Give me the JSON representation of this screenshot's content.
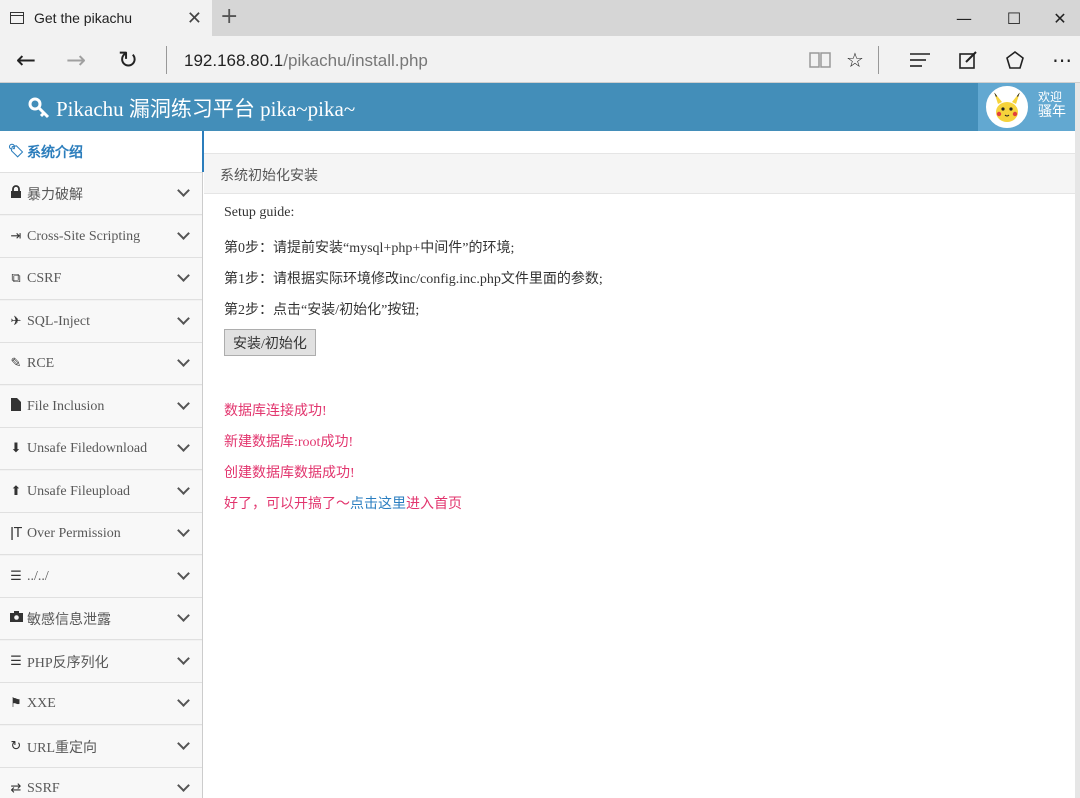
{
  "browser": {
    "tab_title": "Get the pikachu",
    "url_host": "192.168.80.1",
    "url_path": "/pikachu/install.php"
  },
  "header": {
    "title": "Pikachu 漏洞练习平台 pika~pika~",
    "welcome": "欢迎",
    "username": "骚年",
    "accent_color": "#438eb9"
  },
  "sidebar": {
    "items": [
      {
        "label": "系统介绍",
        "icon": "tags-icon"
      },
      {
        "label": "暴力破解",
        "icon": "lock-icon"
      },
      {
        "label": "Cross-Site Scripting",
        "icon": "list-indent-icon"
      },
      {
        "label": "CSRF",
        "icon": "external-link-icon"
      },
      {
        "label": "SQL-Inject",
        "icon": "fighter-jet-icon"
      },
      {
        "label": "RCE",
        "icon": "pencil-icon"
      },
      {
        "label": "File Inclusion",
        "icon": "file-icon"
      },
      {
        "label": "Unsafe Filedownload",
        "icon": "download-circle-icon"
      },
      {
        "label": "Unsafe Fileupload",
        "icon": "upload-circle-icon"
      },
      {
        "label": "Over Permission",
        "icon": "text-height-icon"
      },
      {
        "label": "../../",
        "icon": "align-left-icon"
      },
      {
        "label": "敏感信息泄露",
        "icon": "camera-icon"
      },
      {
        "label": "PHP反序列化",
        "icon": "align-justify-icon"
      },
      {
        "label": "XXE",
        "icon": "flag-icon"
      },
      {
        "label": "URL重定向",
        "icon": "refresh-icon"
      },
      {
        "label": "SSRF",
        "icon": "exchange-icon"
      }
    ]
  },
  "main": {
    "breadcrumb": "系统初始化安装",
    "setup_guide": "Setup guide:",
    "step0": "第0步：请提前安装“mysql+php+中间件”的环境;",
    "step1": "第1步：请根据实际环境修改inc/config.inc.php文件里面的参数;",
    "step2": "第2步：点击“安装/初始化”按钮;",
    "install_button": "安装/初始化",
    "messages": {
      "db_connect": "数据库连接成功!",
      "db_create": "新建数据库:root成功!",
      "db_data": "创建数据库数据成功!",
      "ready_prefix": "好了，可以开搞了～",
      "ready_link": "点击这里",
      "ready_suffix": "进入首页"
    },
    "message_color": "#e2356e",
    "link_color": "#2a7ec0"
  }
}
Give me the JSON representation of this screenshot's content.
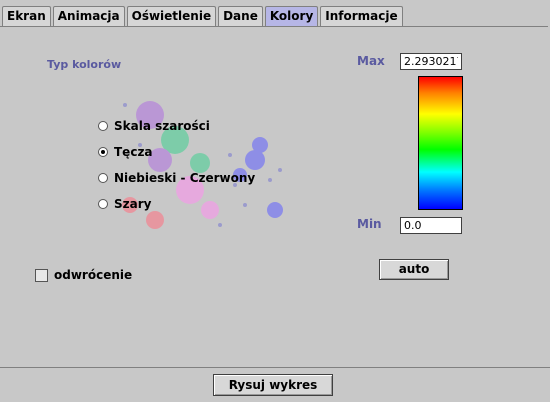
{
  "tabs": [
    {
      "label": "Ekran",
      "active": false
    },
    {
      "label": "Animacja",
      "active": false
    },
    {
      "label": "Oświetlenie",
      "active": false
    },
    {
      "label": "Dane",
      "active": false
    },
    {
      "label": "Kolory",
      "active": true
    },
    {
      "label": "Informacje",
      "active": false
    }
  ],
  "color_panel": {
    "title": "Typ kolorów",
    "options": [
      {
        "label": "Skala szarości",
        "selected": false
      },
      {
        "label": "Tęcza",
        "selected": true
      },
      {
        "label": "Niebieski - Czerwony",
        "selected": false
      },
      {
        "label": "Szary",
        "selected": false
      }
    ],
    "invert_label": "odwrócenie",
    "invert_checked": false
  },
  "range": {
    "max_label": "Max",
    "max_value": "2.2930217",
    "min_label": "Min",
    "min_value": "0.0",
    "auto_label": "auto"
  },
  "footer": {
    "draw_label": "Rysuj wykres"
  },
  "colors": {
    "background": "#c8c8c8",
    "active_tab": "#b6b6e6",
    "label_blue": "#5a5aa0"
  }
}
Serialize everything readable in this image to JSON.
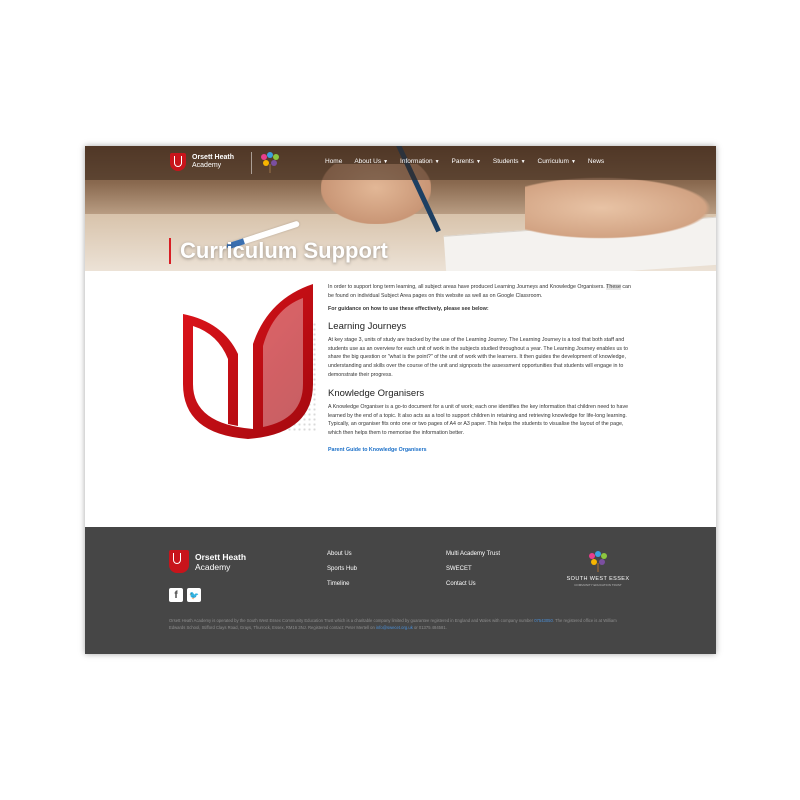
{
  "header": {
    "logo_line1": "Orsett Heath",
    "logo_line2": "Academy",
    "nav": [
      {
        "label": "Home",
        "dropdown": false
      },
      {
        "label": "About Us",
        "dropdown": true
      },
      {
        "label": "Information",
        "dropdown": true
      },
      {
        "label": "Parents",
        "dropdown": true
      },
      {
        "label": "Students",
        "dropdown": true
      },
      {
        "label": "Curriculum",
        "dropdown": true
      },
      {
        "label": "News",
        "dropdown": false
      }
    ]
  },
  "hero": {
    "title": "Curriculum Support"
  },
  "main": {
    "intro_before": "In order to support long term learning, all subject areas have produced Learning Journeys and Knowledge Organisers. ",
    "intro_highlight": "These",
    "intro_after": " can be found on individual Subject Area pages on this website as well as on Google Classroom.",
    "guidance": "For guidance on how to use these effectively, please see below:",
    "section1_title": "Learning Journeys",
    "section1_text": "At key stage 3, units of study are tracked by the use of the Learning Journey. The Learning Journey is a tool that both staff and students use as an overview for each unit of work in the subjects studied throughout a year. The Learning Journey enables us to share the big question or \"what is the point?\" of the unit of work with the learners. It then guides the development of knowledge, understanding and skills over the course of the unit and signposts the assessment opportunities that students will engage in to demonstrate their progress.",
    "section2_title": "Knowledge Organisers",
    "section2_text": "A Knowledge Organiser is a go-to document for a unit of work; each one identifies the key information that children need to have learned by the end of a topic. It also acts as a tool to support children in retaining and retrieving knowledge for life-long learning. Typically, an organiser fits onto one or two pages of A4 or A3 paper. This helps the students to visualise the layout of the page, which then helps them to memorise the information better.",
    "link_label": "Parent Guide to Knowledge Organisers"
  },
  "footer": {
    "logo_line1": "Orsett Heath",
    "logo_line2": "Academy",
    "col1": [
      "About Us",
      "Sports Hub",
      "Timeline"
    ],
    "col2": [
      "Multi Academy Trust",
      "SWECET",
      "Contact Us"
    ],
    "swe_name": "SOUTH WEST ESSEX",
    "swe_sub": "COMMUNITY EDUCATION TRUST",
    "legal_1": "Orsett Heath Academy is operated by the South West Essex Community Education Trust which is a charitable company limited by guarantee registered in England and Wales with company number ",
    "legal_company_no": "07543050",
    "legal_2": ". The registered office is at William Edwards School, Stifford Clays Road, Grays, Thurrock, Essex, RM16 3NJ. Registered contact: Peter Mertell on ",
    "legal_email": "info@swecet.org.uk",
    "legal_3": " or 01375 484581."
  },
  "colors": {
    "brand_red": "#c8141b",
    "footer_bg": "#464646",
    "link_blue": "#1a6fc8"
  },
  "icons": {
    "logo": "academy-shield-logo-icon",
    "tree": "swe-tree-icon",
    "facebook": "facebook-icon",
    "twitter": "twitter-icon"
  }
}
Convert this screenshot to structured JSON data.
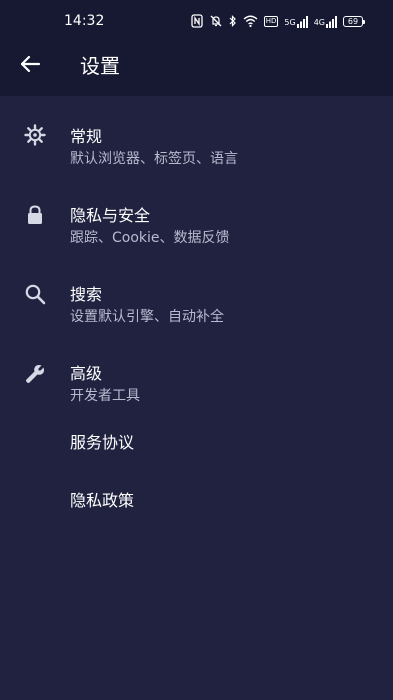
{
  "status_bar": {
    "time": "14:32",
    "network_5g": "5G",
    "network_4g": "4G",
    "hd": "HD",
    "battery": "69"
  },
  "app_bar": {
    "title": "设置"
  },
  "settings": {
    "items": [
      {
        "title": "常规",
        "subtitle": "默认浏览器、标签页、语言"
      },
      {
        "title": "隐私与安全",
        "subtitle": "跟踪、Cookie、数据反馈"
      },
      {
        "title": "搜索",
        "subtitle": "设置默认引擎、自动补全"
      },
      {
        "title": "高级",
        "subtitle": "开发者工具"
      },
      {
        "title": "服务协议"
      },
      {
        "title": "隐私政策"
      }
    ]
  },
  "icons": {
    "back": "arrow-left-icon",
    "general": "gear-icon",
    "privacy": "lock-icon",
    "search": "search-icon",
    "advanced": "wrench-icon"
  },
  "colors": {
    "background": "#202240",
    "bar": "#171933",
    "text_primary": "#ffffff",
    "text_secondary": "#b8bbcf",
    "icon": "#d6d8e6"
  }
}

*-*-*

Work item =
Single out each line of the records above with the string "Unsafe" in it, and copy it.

Problem solution =
        "label": "Unsafe Filedownload",
        "label": "Unsafe Fileupload",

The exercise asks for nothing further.